--- EXERCISE REQUIREMENTS ---
If a line in the data below contains "site", copy it.

————————

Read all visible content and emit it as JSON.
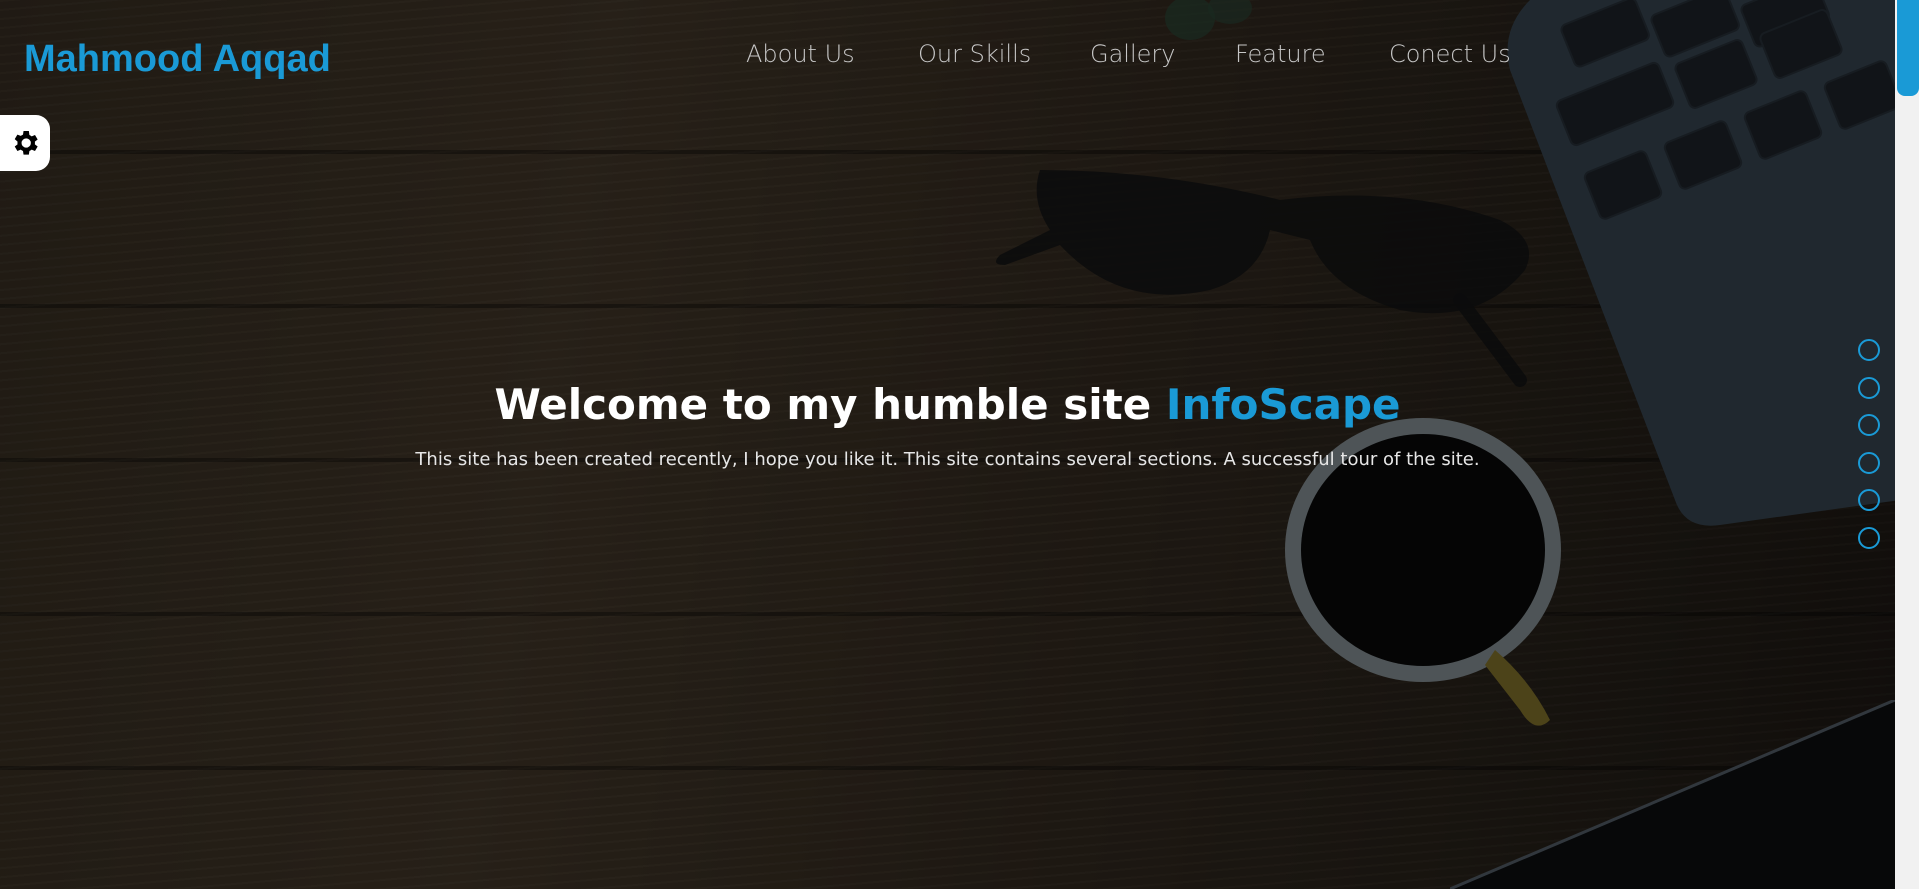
{
  "brand": {
    "name": "Mahmood Aqqad",
    "color": "#1a9ad6"
  },
  "nav": {
    "items": [
      {
        "label": "About Us"
      },
      {
        "label": "Our Skills"
      },
      {
        "label": "Gallery"
      },
      {
        "label": "Feature"
      },
      {
        "label": "Conect Us"
      }
    ]
  },
  "settings": {
    "icon": "gear-icon"
  },
  "hero": {
    "title_prefix": "Welcome to my humble site",
    "title_accent": "InfoScape",
    "subtitle": "This site has been created recently, I hope you like it. This site contains several sections. A successful tour of the site."
  },
  "bullets": {
    "count": 6,
    "color": "#1a9ad6"
  },
  "colors": {
    "accent": "#1a9ad6",
    "nav_text": "#c7c7c7",
    "title": "#ffffff"
  }
}
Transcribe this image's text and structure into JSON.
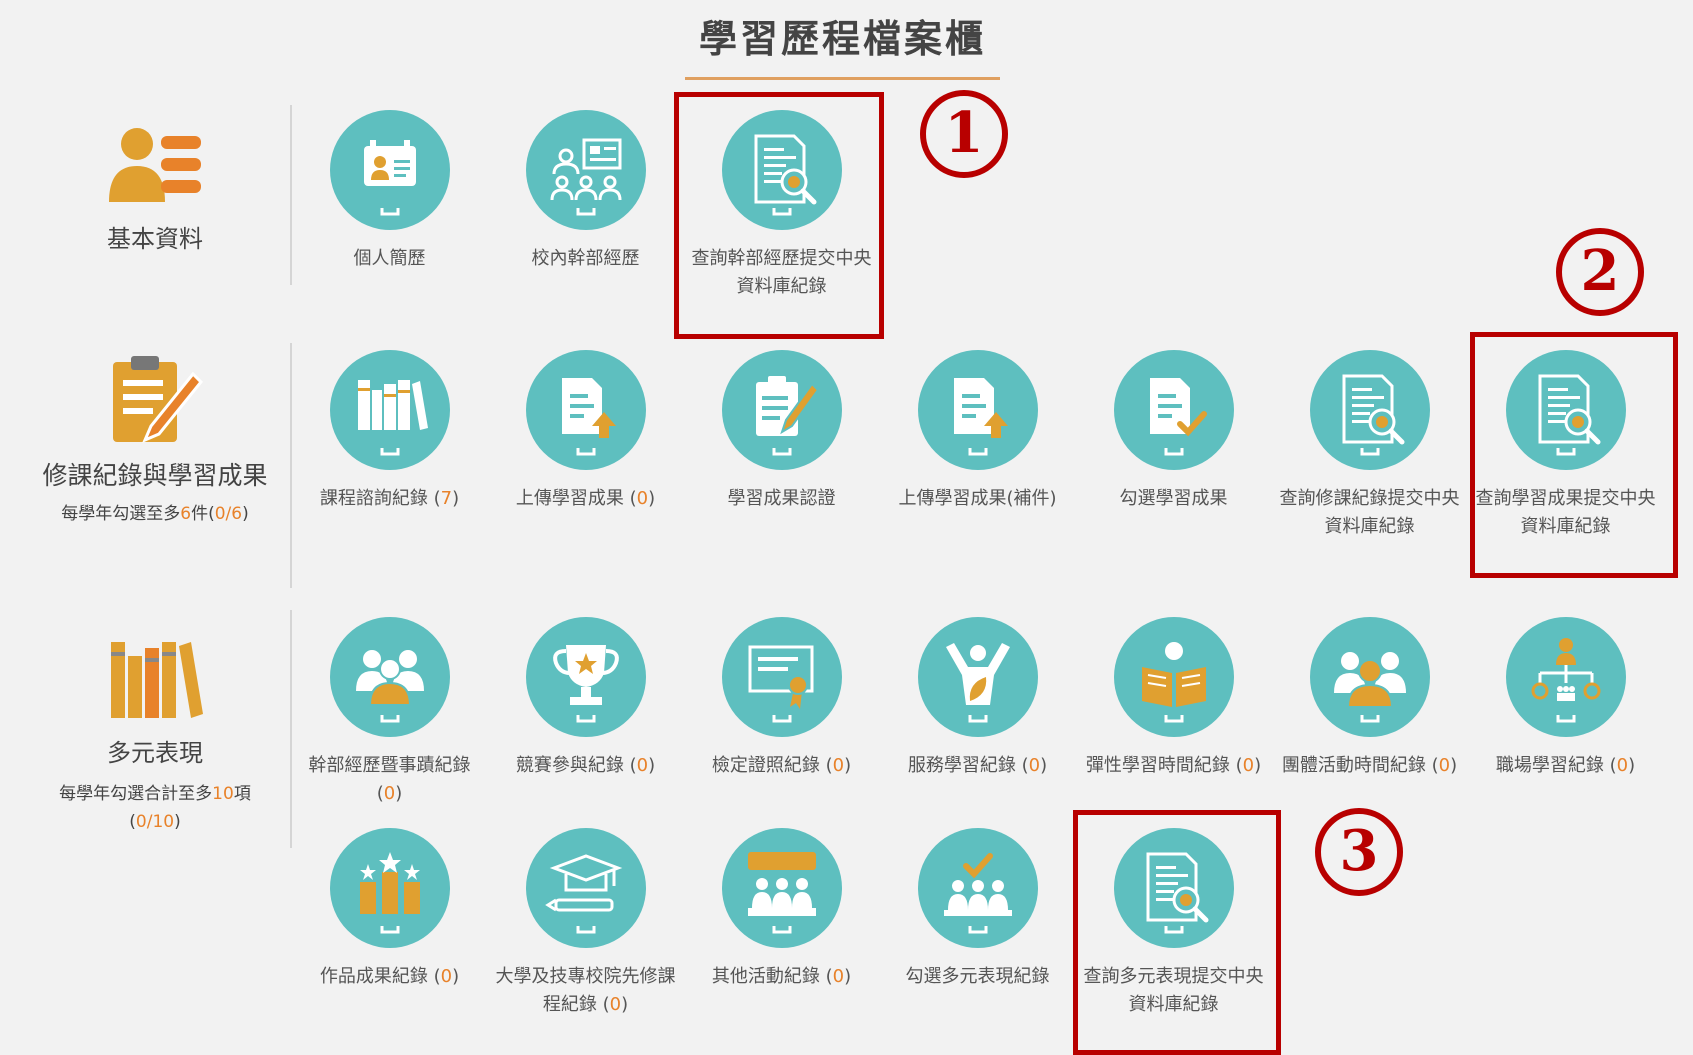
{
  "title": "學習歷程檔案櫃",
  "categories": [
    {
      "label": "基本資料",
      "icon": "profile-card-icon"
    },
    {
      "label": "修課紀錄與學習成果",
      "icon": "clipboard-pen-icon",
      "note_prefix": "每學年勾選至多",
      "note_limit": "6",
      "note_mid": "件(",
      "note_count": "0/6",
      "note_suffix": ")"
    },
    {
      "label": "多元表現",
      "icon": "books-icon",
      "note_prefix": "每學年勾選合計至多",
      "note_limit": "10",
      "note_mid": "項",
      "note_count": "0/10"
    }
  ],
  "rows": [
    [
      {
        "label": "個人簡歷",
        "icon": "id-badge-icon"
      },
      {
        "label": "校內幹部經歷",
        "icon": "group-board-icon"
      },
      {
        "label": "查詢幹部經歷提交中央資料庫紀錄",
        "icon": "document-search-icon"
      }
    ],
    [
      {
        "label": "課程諮詢紀錄",
        "count": "7",
        "icon": "books-icon"
      },
      {
        "label": "上傳學習成果",
        "count": "0",
        "icon": "file-upload-icon"
      },
      {
        "label": "學習成果認證",
        "icon": "clipboard-pen-icon"
      },
      {
        "label": "上傳學習成果(補件)",
        "icon": "file-upload-icon"
      },
      {
        "label": "勾選學習成果",
        "icon": "file-check-icon"
      },
      {
        "label": "查詢修課紀錄提交中央資料庫紀錄",
        "icon": "document-search-icon"
      },
      {
        "label": "查詢學習成果提交中央資料庫紀錄",
        "icon": "document-search-icon"
      }
    ],
    [
      {
        "label": "幹部經歷暨事蹟紀錄",
        "count": "0",
        "icon": "group-leader-icon"
      },
      {
        "label": "競賽參與紀錄",
        "count": "0",
        "icon": "trophy-icon"
      },
      {
        "label": "檢定證照紀錄",
        "count": "0",
        "icon": "certificate-icon"
      },
      {
        "label": "服務學習紀錄",
        "count": "0",
        "icon": "raised-arms-icon"
      },
      {
        "label": "彈性學習時間紀錄",
        "count": "0",
        "icon": "reader-icon"
      },
      {
        "label": "團體活動時間紀錄",
        "count": "0",
        "icon": "team-icon"
      },
      {
        "label": "職場學習紀錄",
        "count": "0",
        "icon": "org-chart-icon"
      }
    ],
    [
      {
        "label": "作品成果紀錄",
        "count": "0",
        "icon": "star-bars-icon"
      },
      {
        "label": "大學及技專校院先修課程紀錄",
        "count": "0",
        "icon": "graduation-cap-icon"
      },
      {
        "label": "其他活動紀錄",
        "count": "0",
        "icon": "audience-icon"
      },
      {
        "label": "勾選多元表現紀錄",
        "icon": "audience-check-icon"
      },
      {
        "label": "查詢多元表現提交中央資料庫紀錄",
        "icon": "document-search-icon"
      }
    ]
  ],
  "badges": [
    "1",
    "2",
    "3"
  ],
  "colors": {
    "teal": "#5ebfbf",
    "accent": "#e8822a",
    "highlight": "#b80000"
  }
}
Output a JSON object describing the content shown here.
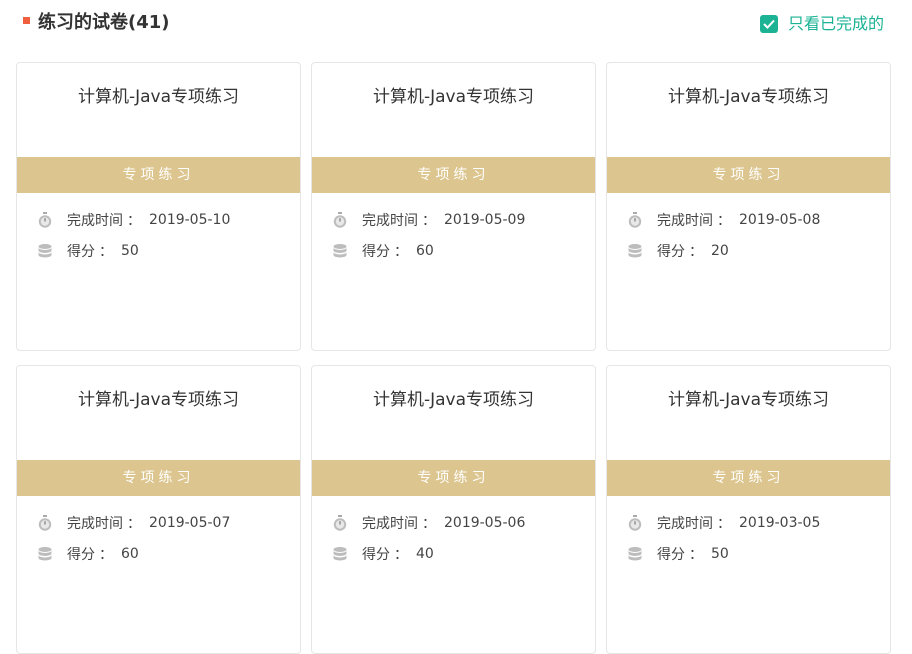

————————

--- RESPONSE ---
    "title_prefix": "Welcome to my humble site",
    "subtitle": "This site has been created recently, I hope you like it. This site contains several sections. A successful tour of the site."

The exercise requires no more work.